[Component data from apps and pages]
# # # # # # #

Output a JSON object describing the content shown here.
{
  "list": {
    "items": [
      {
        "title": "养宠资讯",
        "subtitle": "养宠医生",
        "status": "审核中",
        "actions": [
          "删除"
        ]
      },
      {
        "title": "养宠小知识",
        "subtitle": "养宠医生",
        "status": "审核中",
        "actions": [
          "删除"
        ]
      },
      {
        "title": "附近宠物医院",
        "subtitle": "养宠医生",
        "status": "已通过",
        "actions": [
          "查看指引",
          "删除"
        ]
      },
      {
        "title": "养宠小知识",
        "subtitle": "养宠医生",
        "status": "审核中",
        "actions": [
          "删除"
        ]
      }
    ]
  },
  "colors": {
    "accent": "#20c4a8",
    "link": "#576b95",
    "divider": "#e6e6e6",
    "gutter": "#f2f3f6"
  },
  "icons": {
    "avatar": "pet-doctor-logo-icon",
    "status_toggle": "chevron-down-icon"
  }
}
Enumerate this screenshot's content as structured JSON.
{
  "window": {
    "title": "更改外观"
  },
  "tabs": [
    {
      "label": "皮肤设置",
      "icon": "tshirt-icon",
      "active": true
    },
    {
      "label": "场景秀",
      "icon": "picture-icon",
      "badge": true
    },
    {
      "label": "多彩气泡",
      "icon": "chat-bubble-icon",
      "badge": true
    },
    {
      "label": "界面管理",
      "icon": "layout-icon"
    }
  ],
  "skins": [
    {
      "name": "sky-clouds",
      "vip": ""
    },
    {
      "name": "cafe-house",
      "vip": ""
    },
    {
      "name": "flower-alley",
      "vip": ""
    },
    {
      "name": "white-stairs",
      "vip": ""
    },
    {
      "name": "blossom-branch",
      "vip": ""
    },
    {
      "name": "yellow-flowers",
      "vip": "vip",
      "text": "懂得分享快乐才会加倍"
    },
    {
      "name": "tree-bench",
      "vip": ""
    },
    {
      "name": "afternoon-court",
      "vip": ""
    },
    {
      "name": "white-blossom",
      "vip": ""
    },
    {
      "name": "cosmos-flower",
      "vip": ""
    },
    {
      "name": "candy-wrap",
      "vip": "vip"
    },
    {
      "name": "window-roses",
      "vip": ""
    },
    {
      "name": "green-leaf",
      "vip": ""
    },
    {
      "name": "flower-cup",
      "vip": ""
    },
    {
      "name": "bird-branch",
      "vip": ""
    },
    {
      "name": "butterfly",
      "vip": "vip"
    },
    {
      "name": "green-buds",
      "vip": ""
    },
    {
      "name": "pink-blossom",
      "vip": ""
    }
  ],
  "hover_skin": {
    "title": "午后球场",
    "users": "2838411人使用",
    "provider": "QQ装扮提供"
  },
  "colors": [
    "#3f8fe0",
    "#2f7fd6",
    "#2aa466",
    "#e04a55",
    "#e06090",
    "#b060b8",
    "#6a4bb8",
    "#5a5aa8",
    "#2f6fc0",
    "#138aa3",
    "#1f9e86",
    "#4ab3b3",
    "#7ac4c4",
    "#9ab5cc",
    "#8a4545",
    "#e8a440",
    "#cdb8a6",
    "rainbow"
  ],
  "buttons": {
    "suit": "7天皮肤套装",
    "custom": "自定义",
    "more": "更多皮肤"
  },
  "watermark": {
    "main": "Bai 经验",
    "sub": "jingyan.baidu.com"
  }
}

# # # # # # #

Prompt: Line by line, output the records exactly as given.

Task solution:
Output a JSON object describing the content shown here.
{
  "list": {
    "items": [
      {
        "title": "养宠资讯",
        "subtitle": "养宠医生",
        "status": "审核中",
        "actions": [
          "删除"
        ]
      },
      {
        "title": "养宠小知识",
        "subtitle": "养宠医生",
        "status": "审核中",
        "actions": [
          "删除"
        ]
      },
      {
        "title": "附近宠物医院",
        "subtitle": "养宠医生",
        "status": "已通过",
        "actions": [
          "查看指引",
          "删除"
        ]
      },
      {
        "title": "养宠小知识",
        "subtitle": "养宠医生",
        "status": "审核中",
        "actions": [
          "删除"
        ]
      }
    ]
  },
  "colors": {
    "accent": "#20c4a8",
    "link": "#576b95",
    "divider": "#e6e6e6",
    "gutter": "#f2f3f6"
  },
  "icons": {
    "avatar": "pet-doctor-logo-icon",
    "status_toggle": "chevron-down-icon"
  }
}
Enumerate this screenshot's content as structured JSON.
{
  "window": {
    "title": "更改外观"
  },
  "tabs": [
    {
      "label": "皮肤设置",
      "icon": "tshirt-icon",
      "active": true
    },
    {
      "label": "场景秀",
      "icon": "picture-icon",
      "badge": true
    },
    {
      "label": "多彩气泡",
      "icon": "chat-bubble-icon",
      "badge": true
    },
    {
      "label": "界面管理",
      "icon": "layout-icon"
    }
  ],
  "skins": [
    {
      "name": "sky-clouds",
      "vip": ""
    },
    {
      "name": "cafe-house",
      "vip": ""
    },
    {
      "name": "flower-alley",
      "vip": ""
    },
    {
      "name": "white-stairs",
      "vip": ""
    },
    {
      "name": "blossom-branch",
      "vip": ""
    },
    {
      "name": "yellow-flowers",
      "vip": "vip",
      "text": "懂得分享快乐才会加倍"
    },
    {
      "name": "tree-bench",
      "vip": ""
    },
    {
      "name": "afternoon-court",
      "vip": ""
    },
    {
      "name": "white-blossom",
      "vip": ""
    },
    {
      "name": "cosmos-flower",
      "vip": ""
    },
    {
      "name": "candy-wrap",
      "vip": "vip"
    },
    {
      "name": "window-roses",
      "vip": ""
    },
    {
      "name": "green-leaf",
      "vip": ""
    },
    {
      "name": "flower-cup",
      "vip": ""
    },
    {
      "name": "bird-branch",
      "vip": ""
    },
    {
      "name": "butterfly",
      "vip": "vip"
    },
    {
      "name": "green-buds",
      "vip": ""
    },
    {
      "name": "pink-blossom",
      "vip": ""
    }
  ],
  "hover_skin": {
    "title": "午后球场",
    "users": "2838411人使用",
    "provider": "QQ装扮提供"
  },
  "colors": [
    "#3f8fe0",
    "#2f7fd6",
    "#2aa466",
    "#e04a55",
    "#e06090",
    "#b060b8",
    "#6a4bb8",
    "#5a5aa8",
    "#2f6fc0",
    "#138aa3",
    "#1f9e86",
    "#4ab3b3",
    "#7ac4c4",
    "#9ab5cc",
    "#8a4545",
    "#e8a440",
    "#cdb8a6",
    "rainbow"
  ],
  "buttons": {
    "suit": "7天皮肤套装",
    "custom": "自定义",
    "more": "更多皮肤"
  },
  "watermark": {
    "main": "Bai 经验",
    "sub": "jingyan.baidu.com"
  }
}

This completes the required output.